Work task:
Which lines have the string "JSON"? Copy all of them from the entries below.

━━━━━━━━━━

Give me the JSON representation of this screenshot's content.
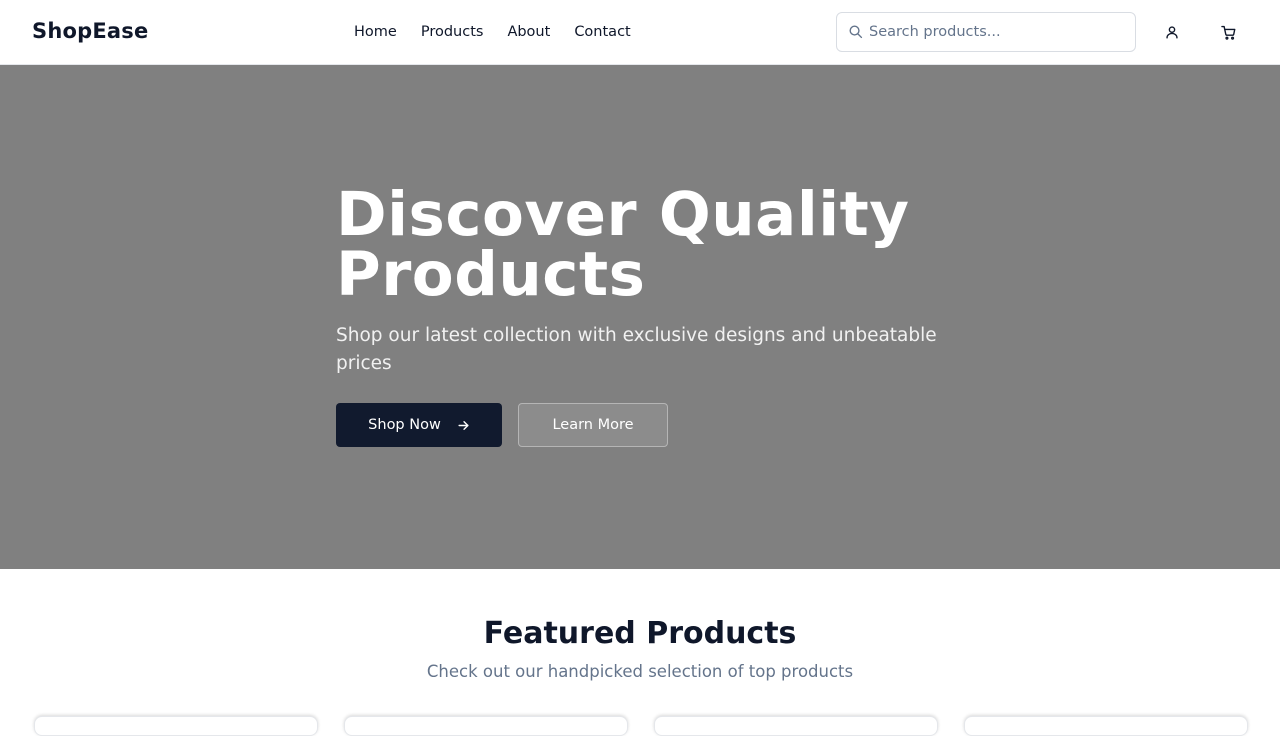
{
  "header": {
    "logo": "ShopEase",
    "nav": [
      "Home",
      "Products",
      "About",
      "Contact"
    ],
    "search": {
      "placeholder": "Search products...",
      "value": ""
    },
    "icons": {
      "search": "search-icon",
      "user": "user-icon",
      "cart": "cart-icon"
    }
  },
  "hero": {
    "title_line1": "Discover Quality",
    "title_line2": "Products",
    "subtitle": "Shop our latest collection with exclusive designs and unbeatable prices",
    "primary_button": "Shop Now",
    "secondary_button": "Learn More",
    "background_color": "#808080",
    "primary_button_color": "#111a2e"
  },
  "featured": {
    "title": "Featured Products",
    "subtitle": "Check out our handpicked selection of top products"
  }
}
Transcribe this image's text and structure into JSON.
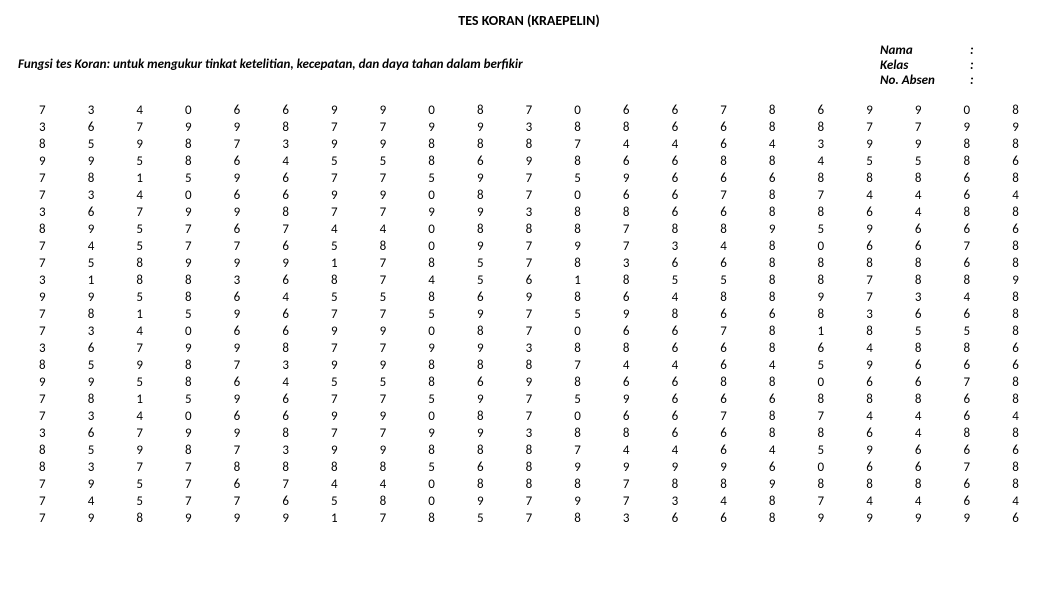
{
  "title": "TES KORAN (KRAEPELIN)",
  "fungsi": "Fungsi tes Koran: untuk mengukur tinkat ketelitian, kecepatan, dan daya tahan dalam berfikir",
  "info": {
    "nama_label": "Nama",
    "kelas_label": "Kelas",
    "absen_label": "No. Absen",
    "colon": ":"
  },
  "grid": [
    [
      7,
      3,
      4,
      0,
      6,
      6,
      9,
      9,
      0,
      8,
      7,
      0,
      6,
      6,
      7,
      8,
      6,
      9,
      9,
      0,
      8
    ],
    [
      3,
      6,
      7,
      9,
      9,
      8,
      7,
      7,
      9,
      9,
      3,
      8,
      8,
      6,
      6,
      8,
      8,
      7,
      7,
      9,
      9
    ],
    [
      8,
      5,
      9,
      8,
      7,
      3,
      9,
      9,
      8,
      8,
      8,
      7,
      4,
      4,
      6,
      4,
      3,
      9,
      9,
      8,
      8
    ],
    [
      9,
      9,
      5,
      8,
      6,
      4,
      5,
      5,
      8,
      6,
      9,
      8,
      6,
      6,
      8,
      8,
      4,
      5,
      5,
      8,
      6
    ],
    [
      7,
      8,
      1,
      5,
      9,
      6,
      7,
      7,
      5,
      9,
      7,
      5,
      9,
      6,
      6,
      6,
      8,
      8,
      8,
      6,
      8
    ],
    [
      7,
      3,
      4,
      0,
      6,
      6,
      9,
      9,
      0,
      8,
      7,
      0,
      6,
      6,
      7,
      8,
      7,
      4,
      4,
      6,
      4
    ],
    [
      3,
      6,
      7,
      9,
      9,
      8,
      7,
      7,
      9,
      9,
      3,
      8,
      8,
      6,
      6,
      8,
      8,
      6,
      4,
      8,
      8
    ],
    [
      8,
      9,
      5,
      7,
      6,
      7,
      4,
      4,
      0,
      8,
      8,
      8,
      7,
      8,
      8,
      9,
      5,
      9,
      6,
      6,
      6
    ],
    [
      7,
      4,
      5,
      7,
      7,
      6,
      5,
      8,
      0,
      9,
      7,
      9,
      7,
      3,
      4,
      8,
      0,
      6,
      6,
      7,
      8
    ],
    [
      7,
      5,
      8,
      9,
      9,
      9,
      1,
      7,
      8,
      5,
      7,
      8,
      3,
      6,
      6,
      8,
      8,
      8,
      8,
      6,
      8
    ],
    [
      3,
      1,
      8,
      8,
      3,
      6,
      8,
      7,
      4,
      5,
      6,
      1,
      8,
      5,
      5,
      8,
      8,
      7,
      8,
      8,
      9
    ],
    [
      9,
      9,
      5,
      8,
      6,
      4,
      5,
      5,
      8,
      6,
      9,
      8,
      6,
      4,
      8,
      8,
      9,
      7,
      3,
      4,
      8
    ],
    [
      7,
      8,
      1,
      5,
      9,
      6,
      7,
      7,
      5,
      9,
      7,
      5,
      9,
      8,
      6,
      6,
      8,
      3,
      6,
      6,
      8
    ],
    [
      7,
      3,
      4,
      0,
      6,
      6,
      9,
      9,
      0,
      8,
      7,
      0,
      6,
      6,
      7,
      8,
      1,
      8,
      5,
      5,
      8
    ],
    [
      3,
      6,
      7,
      9,
      9,
      8,
      7,
      7,
      9,
      9,
      3,
      8,
      8,
      6,
      6,
      8,
      6,
      4,
      8,
      8,
      6
    ],
    [
      8,
      5,
      9,
      8,
      7,
      3,
      9,
      9,
      8,
      8,
      8,
      7,
      4,
      4,
      6,
      4,
      5,
      9,
      6,
      6,
      6
    ],
    [
      9,
      9,
      5,
      8,
      6,
      4,
      5,
      5,
      8,
      6,
      9,
      8,
      6,
      6,
      8,
      8,
      0,
      6,
      6,
      7,
      8
    ],
    [
      7,
      8,
      1,
      5,
      9,
      6,
      7,
      7,
      5,
      9,
      7,
      5,
      9,
      6,
      6,
      6,
      8,
      8,
      8,
      6,
      8
    ],
    [
      7,
      3,
      4,
      0,
      6,
      6,
      9,
      9,
      0,
      8,
      7,
      0,
      6,
      6,
      7,
      8,
      7,
      4,
      4,
      6,
      4
    ],
    [
      3,
      6,
      7,
      9,
      9,
      8,
      7,
      7,
      9,
      9,
      3,
      8,
      8,
      6,
      6,
      8,
      8,
      6,
      4,
      8,
      8
    ],
    [
      8,
      5,
      9,
      8,
      7,
      3,
      9,
      9,
      8,
      8,
      8,
      7,
      4,
      4,
      6,
      4,
      5,
      9,
      6,
      6,
      6
    ],
    [
      8,
      3,
      7,
      7,
      8,
      8,
      8,
      8,
      5,
      6,
      8,
      9,
      9,
      9,
      9,
      6,
      0,
      6,
      6,
      7,
      8
    ],
    [
      7,
      9,
      5,
      7,
      6,
      7,
      4,
      4,
      0,
      8,
      8,
      8,
      7,
      8,
      8,
      9,
      8,
      8,
      8,
      6,
      8
    ],
    [
      7,
      4,
      5,
      7,
      7,
      6,
      5,
      8,
      0,
      9,
      7,
      9,
      7,
      3,
      4,
      8,
      7,
      4,
      4,
      6,
      4
    ],
    [
      7,
      9,
      8,
      9,
      9,
      9,
      1,
      7,
      8,
      5,
      7,
      8,
      3,
      6,
      6,
      8,
      9,
      9,
      9,
      9,
      6
    ]
  ]
}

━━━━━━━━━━

Answer for this exercise:
Give me the JSON representation of this screenshot's content.
Transcribe this image's text and structure into JSON.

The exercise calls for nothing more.